The occult empowers her and emasculates them into pawns they like to think women are. She feeds off their willingness to turn their head and catch a glimpse, her eyes mesmerizing each like tractor beams until they begin running their plays without knowing that’s exactly what she hopes will happen. It’s a fun twist on the witch trope that so often paints practitioners of the dark arts as monsters out for blood. Elaine is definitely a predator, but she seeks love rather than death. The fact that most men she encounters die isn’t her fault. They simply cannot handle the feelings necessary to keep her in their arms. Love cripples them, it’s illuminating force manifesting onscreen as lens flares and refracted rainbows hypnotizing them to Elaine’s every whim.
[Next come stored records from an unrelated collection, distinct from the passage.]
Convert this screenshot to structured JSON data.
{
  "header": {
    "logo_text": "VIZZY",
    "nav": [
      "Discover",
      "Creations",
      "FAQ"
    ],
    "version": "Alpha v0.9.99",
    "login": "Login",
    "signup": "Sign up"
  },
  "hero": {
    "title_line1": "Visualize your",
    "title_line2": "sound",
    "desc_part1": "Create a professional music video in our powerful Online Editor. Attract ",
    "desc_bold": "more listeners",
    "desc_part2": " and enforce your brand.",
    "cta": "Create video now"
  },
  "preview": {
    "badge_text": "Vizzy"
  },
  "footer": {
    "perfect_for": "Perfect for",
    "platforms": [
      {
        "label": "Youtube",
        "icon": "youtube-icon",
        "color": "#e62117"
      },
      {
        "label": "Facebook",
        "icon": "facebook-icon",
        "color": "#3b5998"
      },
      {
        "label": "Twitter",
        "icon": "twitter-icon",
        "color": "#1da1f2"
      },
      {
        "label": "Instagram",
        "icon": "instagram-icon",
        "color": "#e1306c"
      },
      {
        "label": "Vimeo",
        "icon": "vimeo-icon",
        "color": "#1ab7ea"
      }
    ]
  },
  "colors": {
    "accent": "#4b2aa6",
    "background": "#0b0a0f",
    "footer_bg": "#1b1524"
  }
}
Witchcraft may be feared by some—usually victims of her beauty like Laura Waddell‘s Trish or men she ignores like Kyle Derek‘s Lyle—but it’s ultimately held as religion and therefore accepted sight-unseen. You can’t arrest someone for having a bottle of urine, used tampons, and whatever else whether it works or not. Witches are still people. They must break the law to be taken in cuffs. Whether or not Elaine has becomes the central question her fated lover (Gian Keys‘ Griff) must ask. It’s one we should all ask of the lecherous men running rampant in society whether admitted sex offenders who win the presidency or government officials passing laws so that a rapist has a say on whether the result of his crime lives or dies.
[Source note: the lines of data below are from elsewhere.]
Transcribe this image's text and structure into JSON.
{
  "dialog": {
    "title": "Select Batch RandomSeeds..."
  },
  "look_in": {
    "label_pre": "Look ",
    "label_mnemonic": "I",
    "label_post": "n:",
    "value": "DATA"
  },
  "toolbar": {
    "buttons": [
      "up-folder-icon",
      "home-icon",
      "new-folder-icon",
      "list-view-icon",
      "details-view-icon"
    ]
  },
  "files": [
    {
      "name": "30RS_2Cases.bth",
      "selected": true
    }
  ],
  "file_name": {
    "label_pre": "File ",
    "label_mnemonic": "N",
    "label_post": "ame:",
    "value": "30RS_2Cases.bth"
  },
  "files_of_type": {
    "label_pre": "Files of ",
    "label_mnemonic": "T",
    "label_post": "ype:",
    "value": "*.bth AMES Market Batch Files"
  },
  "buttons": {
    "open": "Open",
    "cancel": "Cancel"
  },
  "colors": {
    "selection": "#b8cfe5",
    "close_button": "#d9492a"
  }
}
The art direction is impeccable in its anachronisms of gorgeously conceived costumes and make-up befitting of the 60s Technicolor thriller Biller looks to homage and yet existing within a contemporary time. The acting is extremely mannered, each performer intentionally acknowledging that they’re not real. This style heightens their reactions and lets Biller stylize every detail to its breaking point with a colorful, smoky chemistry lab, ornately garish satanic accouterment, and many over-sensualized sex scenes showing Elaine in control. But while it does lend an off-kilter entertainment to the whole, I can’t deny that it also helps drag everything out. I found myself overwhelmed a few times, my eyes drifting from repetition until they could be drawn back in with something new and exciting. I felt its two hours.
But that’s a small price to pay to experience something so unique in its familiarity—to see Biller masterfully overturn conventions and provide a glimpse into the real world from a perspective our culture takes pains to avoid. Robinson is stunning, perfectly cast to attract these men and believably force them to become her property. Waddell is a nice foil as the “conventional” housewife and Jeffrey Vincent Parise and Robert Seeley memorably embody Elaine’s marks. Side characters like Jared Sanford‘s Gahan and Jennifer Ingrum‘s Barbara are fun if not effectively integrated and Randy Evans as Griff’s detective partner really goes for broke where the trashy melodrama is concerned. They’re all players within Elaine’s fantasy, each bent to her urges. Never again will she be made the fool.
courtesy of Oscilloscope